It has been noted that my painting output appears to have increased dramatically over the past few weeks, and I was asked on Twitter what accounted for this – was it regular painting time or using Contrast paints? The character limit of Twitter stopped me from fully expanding on this, so here are my thoughts on why my painting speed has improved.
It is an obvious statement that in the current lockdown situation, thanks to COVID, we have rather more time available than normal. It has been easy for that time to be used for all sorts of things over the past months – not all of them necessarily a productive use of time. I made a conscious decision at the start of this year that I would spend more of my available time doing ‘Hobby Stuff’. This is very much in keeping with the comments I have made before about #hobbystreak and spending some time each day – even just 30 minutes – doing something hobby related. So frequency is certainly a factor, as I am making my hobby time intentional, rather than just something I did when I have nothing else to do.
‘Rule of 5’
One of the biggest changes has been, on the face of it, a small one – but I have found it has made a significant difference. I have reduced the number of models I am painting in a batch. I think that most us tend to paint figures in batches, especially when we have an army or warband project in progress. Up until recently I tended to paint figures in groups of 10. This seemed to work OK, but there were times when even painting just 10 models at a time would seem slow, and I would find that my enthusiasm would wax and wane.
A few weeks ago, during a ‘Paint and Chat’, we were discussing how many models people painted concurrently, and it was suggested that I should reduce the number of models I was working on – which I did – from 10 down to 5.
This small change seems to have made a huge difference. I think the reason for this is that I have actually found that I can come close to completing painting five models in a typical 2 hour painting session. That achievement creates a positive feedback loop – you feel better about your hobby progress, which subsequently encourages you spend more time with your hobby. I have found that I am currently feeling much more positive about miniature painting than I have for some time, because I finally seem to be ‘getting somewhere’ and having an impact on my, admittedly vast, lead & plastic mountain.

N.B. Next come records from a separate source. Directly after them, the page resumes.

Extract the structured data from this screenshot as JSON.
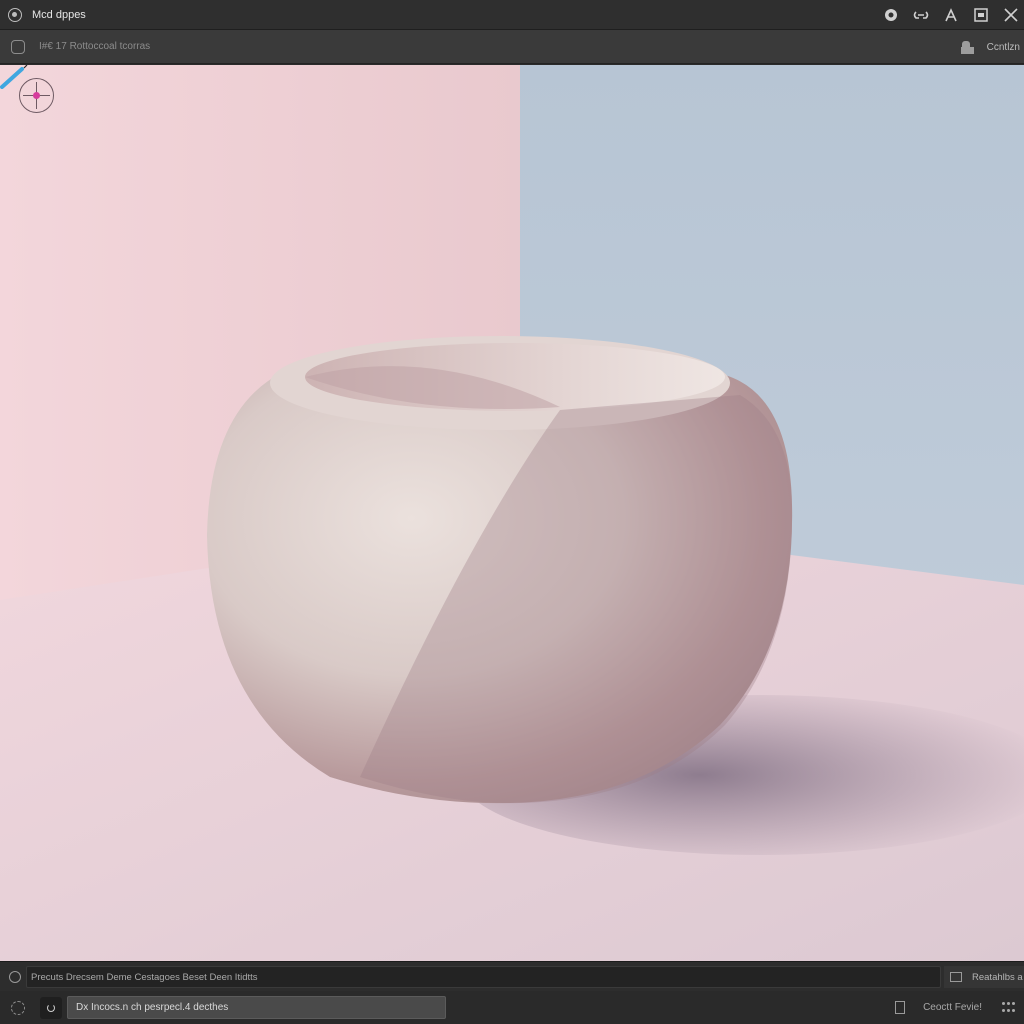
{
  "window": {
    "title": "Mcd dppes",
    "controls": [
      "record-icon",
      "link-icon",
      "pen-icon",
      "maximize-icon",
      "close-icon"
    ]
  },
  "toolbar": {
    "left_label": "I#€ 17 Rottoccoal tcorras",
    "right_label": "Ccntlzn"
  },
  "viewport": {
    "colors": {
      "wall_left": "#edc9cf",
      "wall_right": "#bcc8d6",
      "floor": "#eed6dc",
      "bowl": "#d6c3c0",
      "shadow": "#8f7c8f",
      "gizmo_accent": "#d63c9c"
    }
  },
  "statusbar": {
    "text": "Precuts   Drecsem   Deme   Cestagoes Beset   Deen   Itidtts",
    "right_label": "Reatahlbs a"
  },
  "bottombar": {
    "input_text": "Dx Incocs.n ch pesrpecl.4 decthes",
    "right_label": "Ceoctt Fevie!"
  }
}
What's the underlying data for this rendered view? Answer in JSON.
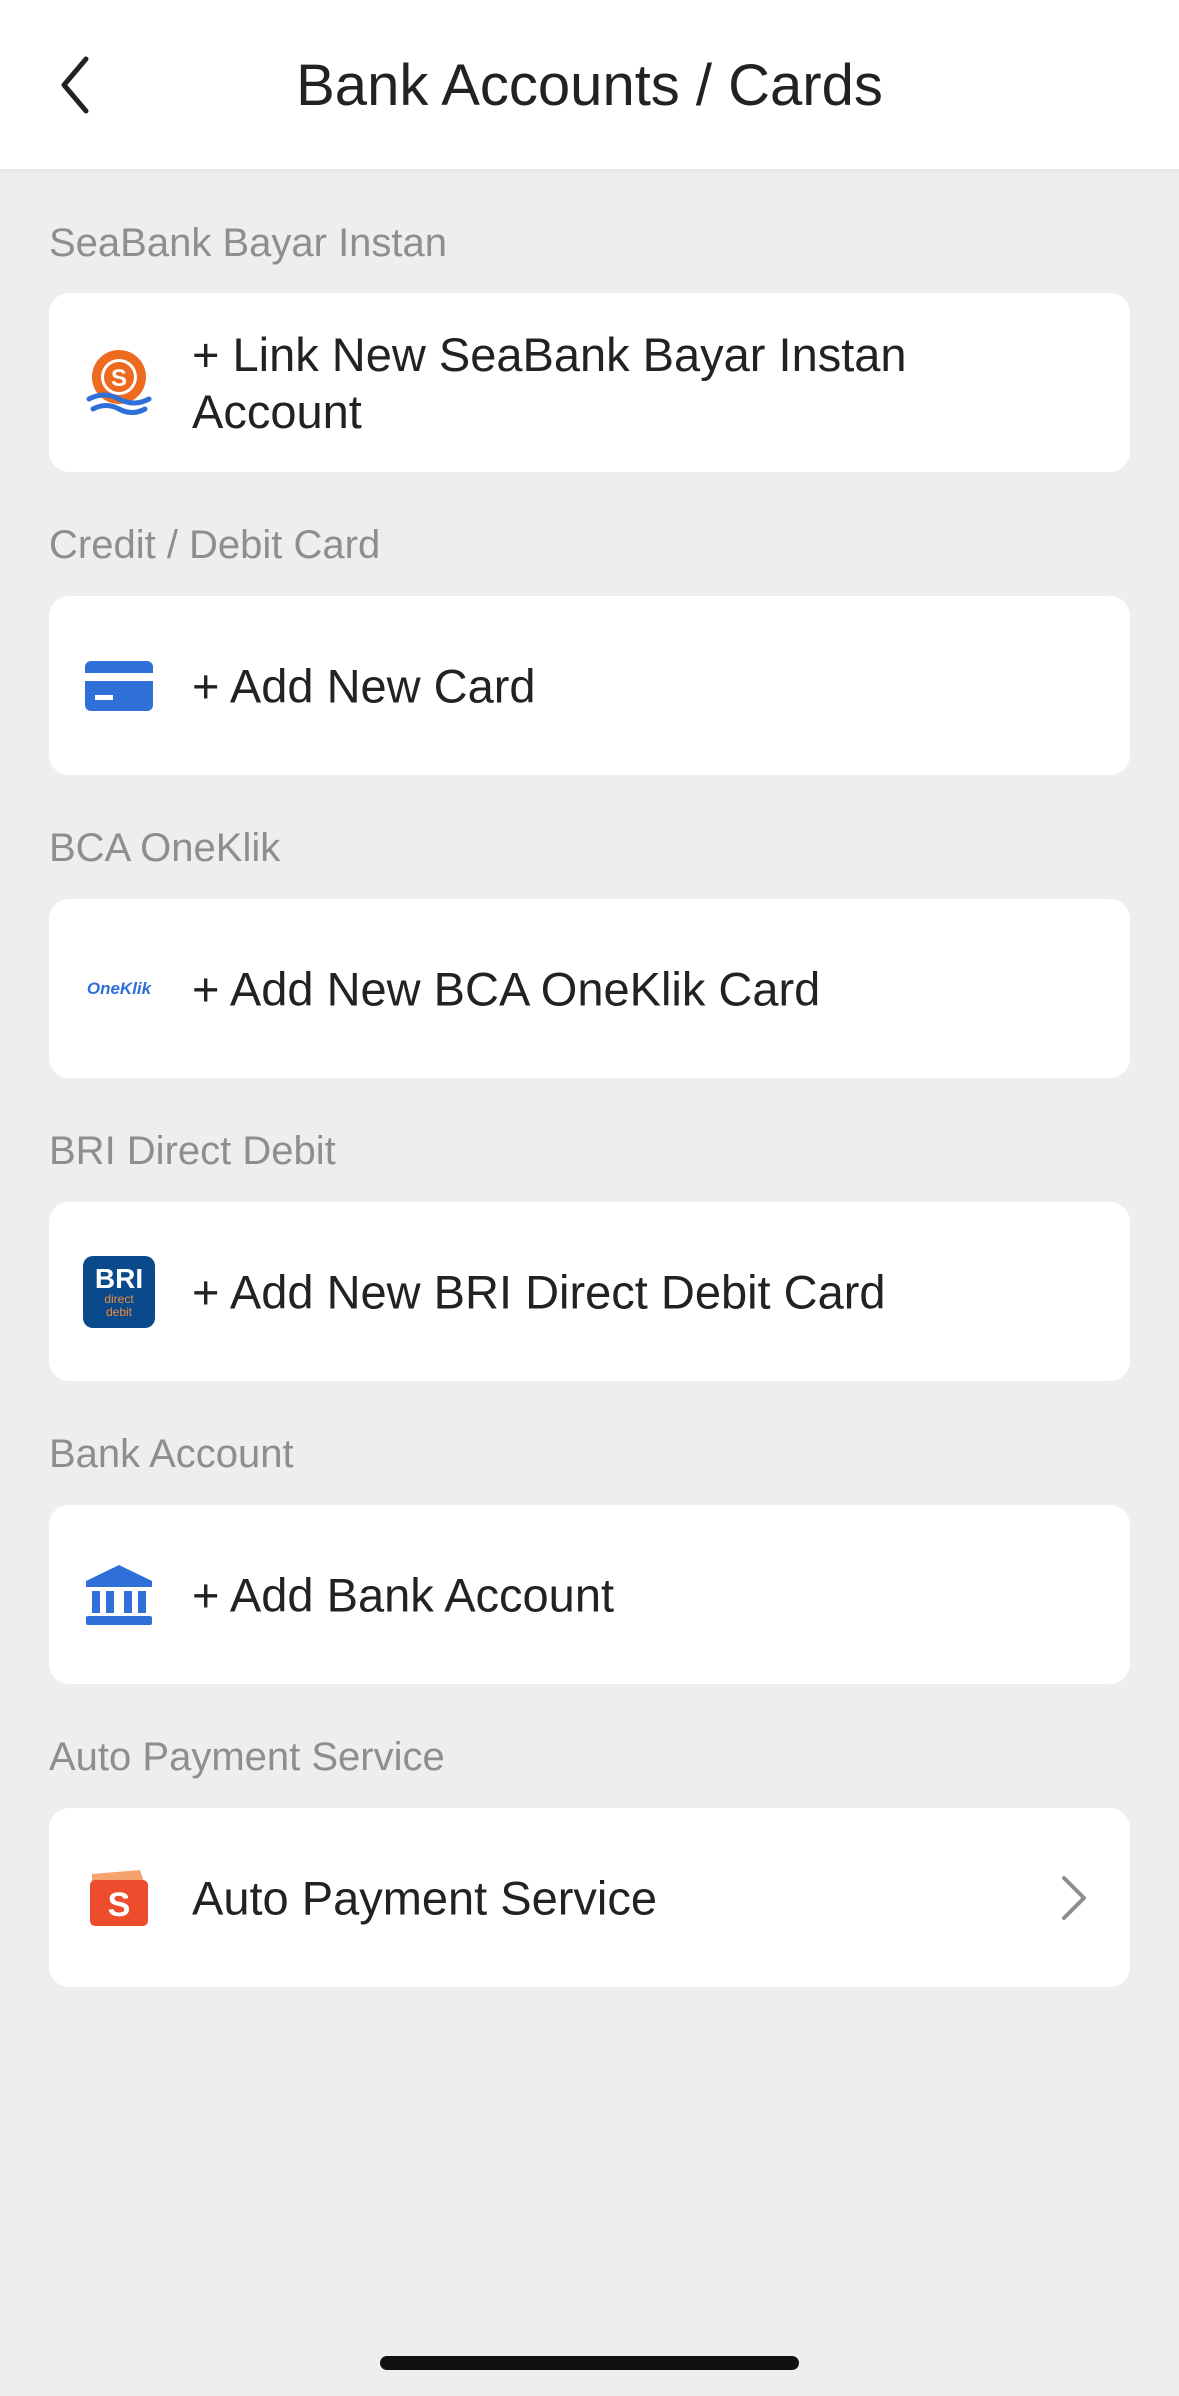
{
  "header": {
    "title": "Bank Accounts / Cards",
    "back_icon": "chevron-left-icon"
  },
  "sections": [
    {
      "label": "SeaBank Bayar Instan",
      "item": {
        "text": "+ Link New SeaBank Bayar Instan Account",
        "icon": "seabank-logo-icon"
      }
    },
    {
      "label": "Credit / Debit Card",
      "item": {
        "text": "+ Add New Card",
        "icon": "credit-card-icon"
      }
    },
    {
      "label": "BCA OneKlik",
      "item": {
        "text": "+ Add New BCA OneKlik Card",
        "icon": "oneklik-logo-icon",
        "icon_text": "OneKlik"
      }
    },
    {
      "label": "BRI Direct Debit",
      "item": {
        "text": "+ Add New BRI Direct Debit Card",
        "icon": "bri-direct-debit-logo-icon",
        "icon_text_1": "BRI",
        "icon_text_2": "direct",
        "icon_text_3": "debit"
      }
    },
    {
      "label": "Bank Account",
      "item": {
        "text": "+ Add Bank Account",
        "icon": "bank-building-icon"
      }
    },
    {
      "label": "Auto Payment Service",
      "item": {
        "text": "Auto Payment Service",
        "icon": "shopee-bag-icon",
        "chevron": "chevron-right-icon"
      }
    }
  ],
  "colors": {
    "background": "#eeeeee",
    "card": "#ffffff",
    "section_label": "#8e8e8e",
    "text": "#222222",
    "blue": "#2f6fd8",
    "seabank_orange": "#ee6a1f",
    "shopee_orange": "#ee4d2d",
    "bri_navy": "#0a4a8c"
  }
}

Has Contrast paint made a difference?
I have been using Contrast paints quite heavily since I added them to my paint collection. I must admit that I do like the effect that they give, and yes, they do perhaps allow you to skip a step when painting. You may remember me saying that I am only really a model painter by necessity – I paint figures in order to play with them, and I cannot play wargames with unpainted figures, it just seems wrong. So, any technique or product that enables me to produce a painted miniature to an acceptable tabletop standard is fine by me.
Up until Contrast paints arrived on the scene, my main technique was ‘block paint and wash’ using Army Painter washes. Contrast paints achieve a similar level of finish, on the whole, so I am happy to mix the two styles. I purposely painted this Goblin Army only using Contrast paints where I could as an experiment to see if it did improve my painting speed – it has as little I think, though it has been tempered by the amount of chainmail on the Oathmark Goblins; I have been using basecoat and wash for those parts of the models*.
Have I answered the question?
I think the answer is that there has been a combination of factors that has led to my increased hobby output, but I think the one that has the most effect is the positive achievement feedback loop. The fact that not only do I feel like I am making progress, but that I can see that I am making progress, has encouraged me greatly to crack on and get more done.
And frankly, I am actually enjoying painting at the moment, which is probably the deciding factor. At this point in time it is a joy rather than a chore – long may that continue.
*I still haven’t decided which method of painting chainmail I prefer – basecoat metallic and AP Dark Tone wash or basecoat black and metallic drybrush.